- BRIEF: In the data, extract each line that holds the string "icon".

BEGIN EXTRACTED ENTRIES

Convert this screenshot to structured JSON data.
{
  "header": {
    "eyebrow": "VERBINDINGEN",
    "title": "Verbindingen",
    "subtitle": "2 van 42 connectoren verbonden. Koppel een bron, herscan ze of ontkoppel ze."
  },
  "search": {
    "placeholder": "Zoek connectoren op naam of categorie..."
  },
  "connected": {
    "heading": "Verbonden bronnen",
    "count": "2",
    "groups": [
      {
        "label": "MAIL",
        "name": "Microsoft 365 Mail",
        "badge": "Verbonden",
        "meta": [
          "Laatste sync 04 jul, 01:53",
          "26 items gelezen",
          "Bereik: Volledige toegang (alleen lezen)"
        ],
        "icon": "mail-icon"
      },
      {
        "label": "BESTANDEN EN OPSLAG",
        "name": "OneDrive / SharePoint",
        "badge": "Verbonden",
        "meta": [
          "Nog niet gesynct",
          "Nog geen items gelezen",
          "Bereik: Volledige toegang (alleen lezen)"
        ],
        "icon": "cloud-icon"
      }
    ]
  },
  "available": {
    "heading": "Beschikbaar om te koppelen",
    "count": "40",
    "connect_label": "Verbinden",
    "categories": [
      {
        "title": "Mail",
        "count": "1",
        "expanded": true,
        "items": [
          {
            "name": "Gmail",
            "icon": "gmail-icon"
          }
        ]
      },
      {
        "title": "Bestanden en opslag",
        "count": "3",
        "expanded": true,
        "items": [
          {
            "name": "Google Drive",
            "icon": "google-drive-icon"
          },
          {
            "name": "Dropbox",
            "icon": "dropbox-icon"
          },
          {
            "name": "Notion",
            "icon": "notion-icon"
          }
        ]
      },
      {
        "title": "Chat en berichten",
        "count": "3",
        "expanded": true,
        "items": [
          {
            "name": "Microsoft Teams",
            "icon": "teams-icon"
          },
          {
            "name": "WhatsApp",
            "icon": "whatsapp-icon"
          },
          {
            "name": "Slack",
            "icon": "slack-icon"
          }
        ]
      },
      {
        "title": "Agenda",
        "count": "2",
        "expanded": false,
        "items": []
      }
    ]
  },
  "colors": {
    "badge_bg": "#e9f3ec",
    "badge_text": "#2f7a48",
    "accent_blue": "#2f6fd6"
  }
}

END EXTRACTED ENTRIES

- WRITTEN ANSWER:
        "icon": "mail-icon"
        "icon": "cloud-icon"
            "icon": "gmail-icon"
            "icon": "google-drive-icon"
            "icon": "dropbox-icon"
            "icon": "notion-icon"
            "icon": "teams-icon"
            "icon": "whatsapp-icon"
            "icon": "slack-icon"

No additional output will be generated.